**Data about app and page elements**
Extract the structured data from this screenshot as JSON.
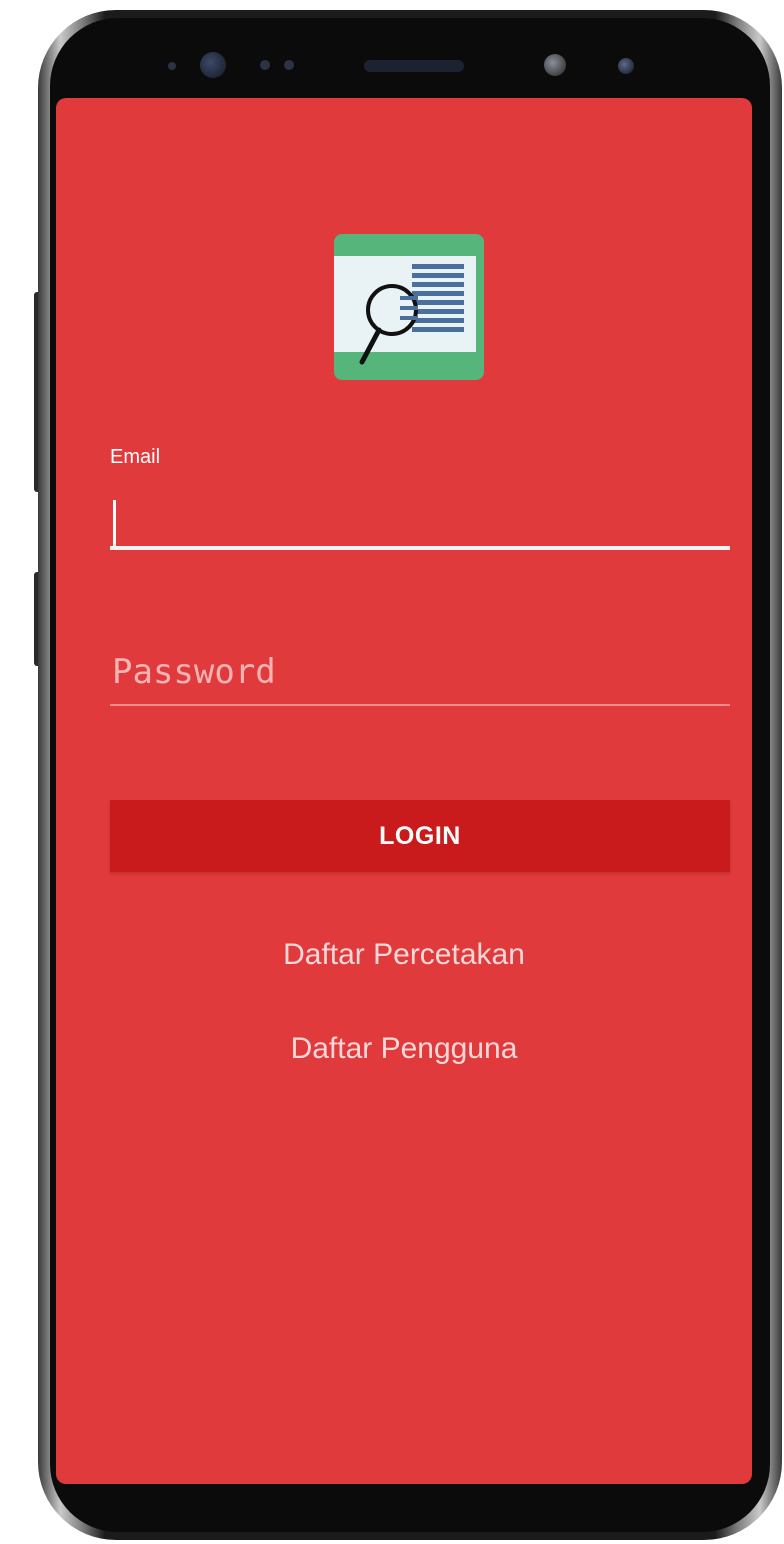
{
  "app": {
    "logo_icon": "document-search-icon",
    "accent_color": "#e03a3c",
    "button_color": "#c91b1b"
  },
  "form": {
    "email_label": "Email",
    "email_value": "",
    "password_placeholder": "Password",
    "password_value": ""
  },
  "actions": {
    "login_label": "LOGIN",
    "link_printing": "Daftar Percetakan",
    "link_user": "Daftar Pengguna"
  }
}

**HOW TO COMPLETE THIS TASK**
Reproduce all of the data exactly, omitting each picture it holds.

**RESULT OF THE TASK**
Extract the structured data from this screenshot as JSON.
{
  "app": {
    "logo_icon": "document-search-icon",
    "accent_color": "#e03a3c",
    "button_color": "#c91b1b"
  },
  "form": {
    "email_label": "Email",
    "email_value": "",
    "password_placeholder": "Password",
    "password_value": ""
  },
  "actions": {
    "login_label": "LOGIN",
    "link_printing": "Daftar Percetakan",
    "link_user": "Daftar Pengguna"
  }
}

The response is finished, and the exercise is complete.